Short-term variations in particulate matter (PM) and traffic-related air pollutants (e.g., nitrogen dioxide, NO2) have been associated with daily mortality and cardiovascular health outcomes in previous studies. We aimed to evaluate whether short-term changes in PM in three size fractions (PM2.5 , PM2.5-10 , and PM10) and NO2 were associated with systolic and diastolic arterial blood pressure (SBP and DBP, respectively) in the Women’s Health Initiative Observational Study (OS) and Clinical Trials (CT).
We used linear mixed-effect models to estimate the association between short-term air pollution concentrations and repeated measures of arterial blood pressure.
We found statistically significant positive associations between short-term measures (lag days 3-5) of PM2.5 as well as NO2 for both SBP and DBP in fully adjusted models when not controlling for calendar time. Also, in only the CT, PM10 and PM2.5-10 were associated with DBP but not SBP. In fully adjusted models controlling for calendar time, associations with PM2.5-10 and NO2 remained statistically significant for DBP (except for PM2.5-10 in the OS). Specifically, in the CT group, each IQR increase in lag 3-5 NO2 exposure (9.88 ppb) was associated with a 0.13 mm Hg increase in DBP. Also, each IQR increase in lag 3-5 PM2.5-10 exposure (8.46 µg m -3) was associated with a 0.05 mm Hg increase in DBP. Effect modification was found for body mass index (BMI), socioeconomic position (SEP), diabetes, dietary sodium intake, combined fruit and vegetable consumption, and long-term PM2.5 for PM2.5 , PM10 , and NO2 . Shorter lag periods (lag 0 through lag 2) typically exhibited lesser and, especially for SBP, sometimes negative associations. In two-pollutant models of exposures lagged over 3-5 days, NO2 associations with DBP were stronger (0.20 mm Hg per IQR), but those for PM2.5-10 were attenuated to null, as compared to single-pollutant models.
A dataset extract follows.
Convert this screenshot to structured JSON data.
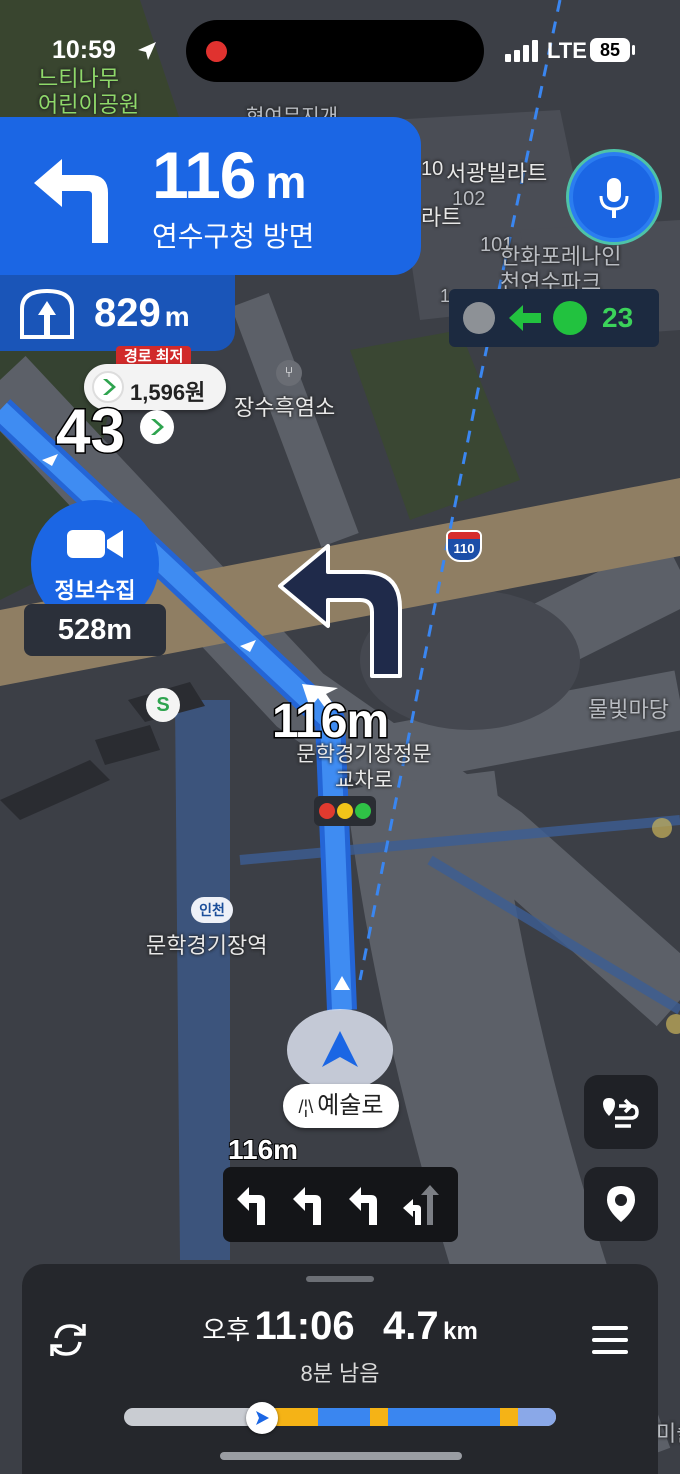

Our findings are consistent with short-term (lag days 3-5) PM2.5-10 and NO2 levels as risk factors for acute cardiovascular outcomes and cardiovascular disease, though two-pollutant model results suggest NO2 is more likely responsible for the observed effects.